October 28, 2015

How you take title to property can have a major impact on your finances and risk assumption. Among other things, it can affect your income taxes, your property taxes, how the property passes to your heirs, and your potential personal liability for claims arising from the property. Being informed is essential to avoiding losses and maximizing the many potential benefits.

If you are married
You can take title as community property, community property with right of survivorship, joint tenants, or in a trust. Depending on the circumstances, you may even be able to take title in your name alone as your separate property. It is rarely advisable to do this as joint tenants with your spouse, rather than as community property (with or without right of survivorship) because of a difference in income tax treatment on the death of the first spouse.

Taking title with someone other than your spouse
You can take title as joint tenants or tenants in common. There is a significant difference in how title passes when you die depending on whether title is held as joint tenants or tenants in common, so ensure that you understand the difference when you are making the decision.

Taking title in the name of an entity in which you own an interest
A limited liability company is the form of entity that is most often used to hold title to real property.  There are significant tax disadvantages to holding title in a C-Corporation.  S-Corporations and limited partnerships are other forms of entities that offer benefits similar to those of holding title in a limited liability company, so may be viable alternatives to holding title in a limited liability company.  Lenders sometimes require you to hold title in a limited liability company formed specially to take title to the property that will be security for the loan.

If you are doing a Section 1031 tax-deferred exchange
It is crucial that you take title to your replacement property in the same way that you held title to your relinquished property—the exception being that you may take title to your replacement property in what is called a “disregarded entity”, which is most commonly a limited liability company wholly-owned by the taxpayer(s) in the same proportions as it/they owned the relinquished property.

In the next installment of this series on commercial real estate essentials we will discuss under what circumstances it is advisable to hold title in a limited liability entity regardless of your lender’s requirement.

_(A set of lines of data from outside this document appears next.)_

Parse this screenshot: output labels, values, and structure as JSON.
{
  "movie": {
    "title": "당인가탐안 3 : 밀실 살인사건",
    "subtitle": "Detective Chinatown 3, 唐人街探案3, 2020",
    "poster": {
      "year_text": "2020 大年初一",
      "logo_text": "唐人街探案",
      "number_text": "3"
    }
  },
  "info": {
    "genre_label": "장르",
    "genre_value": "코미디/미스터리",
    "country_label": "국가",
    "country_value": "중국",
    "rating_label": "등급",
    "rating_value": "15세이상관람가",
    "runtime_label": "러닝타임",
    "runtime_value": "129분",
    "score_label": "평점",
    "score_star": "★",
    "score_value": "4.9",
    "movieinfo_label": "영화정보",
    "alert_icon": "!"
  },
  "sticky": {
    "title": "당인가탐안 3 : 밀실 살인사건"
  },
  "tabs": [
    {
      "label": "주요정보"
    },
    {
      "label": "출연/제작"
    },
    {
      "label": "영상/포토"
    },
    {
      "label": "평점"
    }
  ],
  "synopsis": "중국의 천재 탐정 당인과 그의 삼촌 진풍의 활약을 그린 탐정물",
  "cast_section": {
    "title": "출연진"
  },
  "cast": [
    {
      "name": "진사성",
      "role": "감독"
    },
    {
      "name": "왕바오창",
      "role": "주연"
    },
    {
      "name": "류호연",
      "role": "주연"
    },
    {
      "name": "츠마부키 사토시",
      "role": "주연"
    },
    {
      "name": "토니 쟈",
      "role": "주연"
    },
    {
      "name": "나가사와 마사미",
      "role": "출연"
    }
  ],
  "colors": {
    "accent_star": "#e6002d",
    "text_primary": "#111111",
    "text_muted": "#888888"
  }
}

To fully understand the legal implications of your unique situation, please contact Lisa Stalteri, shareholder and member of the real estate group at Hopkins & Carley, one of the most competent and prestigious law firms in the Bay Area. Lisa has over 25 years of experience in commercial real estate transactions, having counseled clients in all areas of commercial property including leasing, financing, construction, and acquisitions. Click here to contact her to discuss your specific needs, or email her directly at